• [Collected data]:

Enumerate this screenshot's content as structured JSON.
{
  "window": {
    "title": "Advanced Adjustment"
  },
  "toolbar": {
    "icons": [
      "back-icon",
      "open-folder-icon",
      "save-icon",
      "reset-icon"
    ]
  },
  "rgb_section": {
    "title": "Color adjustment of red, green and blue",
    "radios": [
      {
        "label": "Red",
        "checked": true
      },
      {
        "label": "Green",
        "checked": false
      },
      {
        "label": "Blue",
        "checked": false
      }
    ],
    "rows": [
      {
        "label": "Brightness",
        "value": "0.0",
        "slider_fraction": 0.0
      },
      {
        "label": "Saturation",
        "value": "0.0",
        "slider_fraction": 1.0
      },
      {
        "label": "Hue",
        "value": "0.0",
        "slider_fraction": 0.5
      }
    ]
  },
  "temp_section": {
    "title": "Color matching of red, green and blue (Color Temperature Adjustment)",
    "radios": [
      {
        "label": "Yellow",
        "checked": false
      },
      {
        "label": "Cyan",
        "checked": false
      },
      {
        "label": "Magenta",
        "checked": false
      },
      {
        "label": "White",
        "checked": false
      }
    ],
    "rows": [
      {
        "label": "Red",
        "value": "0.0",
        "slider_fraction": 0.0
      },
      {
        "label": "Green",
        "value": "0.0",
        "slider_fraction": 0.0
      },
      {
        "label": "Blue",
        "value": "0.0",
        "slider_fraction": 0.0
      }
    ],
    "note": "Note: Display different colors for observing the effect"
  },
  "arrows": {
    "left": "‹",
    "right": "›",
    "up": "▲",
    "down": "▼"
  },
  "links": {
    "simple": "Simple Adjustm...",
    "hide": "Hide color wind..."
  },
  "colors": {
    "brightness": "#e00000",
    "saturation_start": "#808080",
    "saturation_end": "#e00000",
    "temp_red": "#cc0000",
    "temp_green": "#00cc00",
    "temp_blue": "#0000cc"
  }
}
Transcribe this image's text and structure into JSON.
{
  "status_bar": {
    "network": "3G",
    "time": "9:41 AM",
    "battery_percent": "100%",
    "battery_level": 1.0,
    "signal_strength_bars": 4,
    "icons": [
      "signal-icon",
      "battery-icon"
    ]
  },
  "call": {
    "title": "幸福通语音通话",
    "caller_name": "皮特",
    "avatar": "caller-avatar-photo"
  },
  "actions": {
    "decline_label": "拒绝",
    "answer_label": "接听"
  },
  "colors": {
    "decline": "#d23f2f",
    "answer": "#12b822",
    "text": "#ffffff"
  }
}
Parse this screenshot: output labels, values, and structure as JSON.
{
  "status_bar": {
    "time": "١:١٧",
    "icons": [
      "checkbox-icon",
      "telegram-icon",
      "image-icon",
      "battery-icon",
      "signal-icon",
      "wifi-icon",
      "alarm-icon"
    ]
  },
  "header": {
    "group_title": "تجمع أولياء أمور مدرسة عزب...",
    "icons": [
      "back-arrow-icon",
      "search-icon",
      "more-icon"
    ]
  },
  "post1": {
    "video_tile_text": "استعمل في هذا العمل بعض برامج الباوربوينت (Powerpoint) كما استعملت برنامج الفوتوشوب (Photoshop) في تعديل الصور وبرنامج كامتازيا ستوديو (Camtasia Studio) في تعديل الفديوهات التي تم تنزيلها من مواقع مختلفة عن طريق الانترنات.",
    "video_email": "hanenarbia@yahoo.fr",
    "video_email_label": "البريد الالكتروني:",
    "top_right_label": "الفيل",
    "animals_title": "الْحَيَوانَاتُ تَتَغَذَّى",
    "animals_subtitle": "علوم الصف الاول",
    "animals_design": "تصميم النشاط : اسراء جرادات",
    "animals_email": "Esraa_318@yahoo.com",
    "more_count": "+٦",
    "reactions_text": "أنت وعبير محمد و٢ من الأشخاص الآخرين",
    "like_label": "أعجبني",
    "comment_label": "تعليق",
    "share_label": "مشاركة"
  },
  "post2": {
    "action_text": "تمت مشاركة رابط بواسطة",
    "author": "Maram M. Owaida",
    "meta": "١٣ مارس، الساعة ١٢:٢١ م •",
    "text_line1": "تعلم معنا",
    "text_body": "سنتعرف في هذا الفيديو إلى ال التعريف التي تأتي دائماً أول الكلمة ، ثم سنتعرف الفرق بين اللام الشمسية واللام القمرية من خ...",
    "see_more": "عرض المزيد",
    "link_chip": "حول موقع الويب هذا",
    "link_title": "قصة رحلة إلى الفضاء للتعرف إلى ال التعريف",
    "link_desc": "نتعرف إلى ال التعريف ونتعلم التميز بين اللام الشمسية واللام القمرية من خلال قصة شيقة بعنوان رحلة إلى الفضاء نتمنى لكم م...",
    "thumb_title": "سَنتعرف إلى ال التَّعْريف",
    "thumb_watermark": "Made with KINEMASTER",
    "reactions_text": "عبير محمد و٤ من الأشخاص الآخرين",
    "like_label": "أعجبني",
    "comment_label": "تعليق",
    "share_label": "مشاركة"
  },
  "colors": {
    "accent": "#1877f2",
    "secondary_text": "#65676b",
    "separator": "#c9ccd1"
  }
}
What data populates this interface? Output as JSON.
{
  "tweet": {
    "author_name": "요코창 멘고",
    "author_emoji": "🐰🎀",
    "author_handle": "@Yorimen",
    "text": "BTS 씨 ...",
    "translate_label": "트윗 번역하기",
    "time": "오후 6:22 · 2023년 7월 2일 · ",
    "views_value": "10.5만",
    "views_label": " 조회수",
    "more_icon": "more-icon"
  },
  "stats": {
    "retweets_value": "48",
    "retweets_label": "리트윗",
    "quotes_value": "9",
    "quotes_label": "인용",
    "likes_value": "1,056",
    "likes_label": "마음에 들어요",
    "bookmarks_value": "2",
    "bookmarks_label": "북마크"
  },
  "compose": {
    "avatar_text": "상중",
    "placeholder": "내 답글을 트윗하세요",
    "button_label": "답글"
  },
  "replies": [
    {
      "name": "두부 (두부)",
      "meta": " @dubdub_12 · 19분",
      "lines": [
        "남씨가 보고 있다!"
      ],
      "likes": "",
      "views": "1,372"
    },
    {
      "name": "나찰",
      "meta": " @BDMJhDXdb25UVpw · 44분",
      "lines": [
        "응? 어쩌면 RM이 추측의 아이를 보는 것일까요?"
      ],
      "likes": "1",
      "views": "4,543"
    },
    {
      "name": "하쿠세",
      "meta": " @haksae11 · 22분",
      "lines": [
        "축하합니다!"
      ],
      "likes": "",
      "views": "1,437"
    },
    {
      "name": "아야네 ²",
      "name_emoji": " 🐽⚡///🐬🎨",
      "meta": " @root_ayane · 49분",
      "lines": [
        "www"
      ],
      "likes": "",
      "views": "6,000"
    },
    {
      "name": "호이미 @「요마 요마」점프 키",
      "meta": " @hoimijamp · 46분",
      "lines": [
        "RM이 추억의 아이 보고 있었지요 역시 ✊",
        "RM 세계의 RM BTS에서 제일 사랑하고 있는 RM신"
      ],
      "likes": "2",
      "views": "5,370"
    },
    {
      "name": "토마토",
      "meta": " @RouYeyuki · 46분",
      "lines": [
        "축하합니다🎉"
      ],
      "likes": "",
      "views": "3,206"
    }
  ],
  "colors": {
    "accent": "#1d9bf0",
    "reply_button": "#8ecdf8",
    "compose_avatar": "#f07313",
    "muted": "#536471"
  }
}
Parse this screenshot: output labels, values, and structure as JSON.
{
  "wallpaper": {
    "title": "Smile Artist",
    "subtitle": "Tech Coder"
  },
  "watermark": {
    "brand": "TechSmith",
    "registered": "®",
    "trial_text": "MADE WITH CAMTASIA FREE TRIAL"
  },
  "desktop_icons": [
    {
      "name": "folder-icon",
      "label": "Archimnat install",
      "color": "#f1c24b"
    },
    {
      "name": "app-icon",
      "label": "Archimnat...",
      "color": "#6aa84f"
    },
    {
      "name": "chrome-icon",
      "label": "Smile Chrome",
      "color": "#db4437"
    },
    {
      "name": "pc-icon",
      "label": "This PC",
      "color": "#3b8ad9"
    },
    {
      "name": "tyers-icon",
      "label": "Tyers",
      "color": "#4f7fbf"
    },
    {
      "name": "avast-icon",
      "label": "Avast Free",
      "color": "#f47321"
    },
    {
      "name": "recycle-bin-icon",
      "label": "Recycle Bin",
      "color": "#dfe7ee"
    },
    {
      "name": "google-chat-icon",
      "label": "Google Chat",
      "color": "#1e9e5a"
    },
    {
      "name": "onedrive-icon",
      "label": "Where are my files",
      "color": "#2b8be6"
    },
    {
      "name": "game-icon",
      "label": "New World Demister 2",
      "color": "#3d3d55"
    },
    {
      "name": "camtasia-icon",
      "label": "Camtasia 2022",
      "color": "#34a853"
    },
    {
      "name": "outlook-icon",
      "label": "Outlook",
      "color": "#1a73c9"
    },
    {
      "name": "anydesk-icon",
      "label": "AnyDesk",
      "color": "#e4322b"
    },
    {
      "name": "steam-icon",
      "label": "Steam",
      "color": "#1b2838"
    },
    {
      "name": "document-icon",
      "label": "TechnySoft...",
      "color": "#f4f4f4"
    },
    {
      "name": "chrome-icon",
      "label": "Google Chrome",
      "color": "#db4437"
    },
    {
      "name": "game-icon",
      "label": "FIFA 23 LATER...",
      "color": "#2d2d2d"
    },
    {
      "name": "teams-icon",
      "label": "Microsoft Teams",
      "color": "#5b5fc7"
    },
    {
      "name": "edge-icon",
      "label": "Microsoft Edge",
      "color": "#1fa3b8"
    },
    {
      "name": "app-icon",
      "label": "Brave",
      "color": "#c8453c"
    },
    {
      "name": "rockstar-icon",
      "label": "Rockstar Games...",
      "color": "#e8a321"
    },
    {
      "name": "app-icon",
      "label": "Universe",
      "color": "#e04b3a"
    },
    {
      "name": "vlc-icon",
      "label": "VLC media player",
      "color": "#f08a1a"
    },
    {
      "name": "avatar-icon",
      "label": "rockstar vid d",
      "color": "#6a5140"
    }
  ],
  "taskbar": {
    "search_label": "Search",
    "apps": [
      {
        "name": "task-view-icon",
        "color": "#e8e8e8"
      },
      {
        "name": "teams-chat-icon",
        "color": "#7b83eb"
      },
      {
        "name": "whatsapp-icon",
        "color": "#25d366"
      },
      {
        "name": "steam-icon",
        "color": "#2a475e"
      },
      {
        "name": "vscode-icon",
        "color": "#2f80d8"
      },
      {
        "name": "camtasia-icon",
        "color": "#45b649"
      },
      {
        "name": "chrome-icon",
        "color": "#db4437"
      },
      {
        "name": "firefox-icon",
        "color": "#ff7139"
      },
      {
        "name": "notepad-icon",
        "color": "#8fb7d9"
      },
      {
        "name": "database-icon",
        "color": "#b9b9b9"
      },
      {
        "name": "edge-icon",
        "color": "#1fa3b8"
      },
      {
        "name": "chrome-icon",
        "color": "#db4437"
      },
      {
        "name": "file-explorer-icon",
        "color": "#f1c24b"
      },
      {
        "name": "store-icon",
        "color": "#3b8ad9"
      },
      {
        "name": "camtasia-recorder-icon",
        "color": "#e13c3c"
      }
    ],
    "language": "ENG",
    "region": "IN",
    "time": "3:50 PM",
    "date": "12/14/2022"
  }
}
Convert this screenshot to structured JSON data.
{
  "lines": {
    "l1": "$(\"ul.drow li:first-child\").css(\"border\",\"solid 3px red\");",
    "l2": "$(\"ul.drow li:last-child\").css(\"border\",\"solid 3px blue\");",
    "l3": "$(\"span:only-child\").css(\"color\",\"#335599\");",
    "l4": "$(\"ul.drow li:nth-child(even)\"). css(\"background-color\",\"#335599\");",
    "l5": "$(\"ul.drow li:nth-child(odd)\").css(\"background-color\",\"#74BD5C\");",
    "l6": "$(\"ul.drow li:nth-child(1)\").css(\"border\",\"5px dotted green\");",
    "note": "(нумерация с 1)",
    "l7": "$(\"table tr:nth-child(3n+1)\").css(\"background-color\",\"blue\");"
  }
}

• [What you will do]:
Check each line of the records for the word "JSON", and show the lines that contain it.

• [Response to this exercise]:
Enumerate this screenshot's content as structured JSON.
Transcribe this image's text and structure into JSON.
Parse this screenshot: output labels, values, and structure as JSON.
What data populates this interface? Output as JSON.
Parse this screenshot: output labels, values, and structure as JSON.
Convert this screenshot to structured JSON data.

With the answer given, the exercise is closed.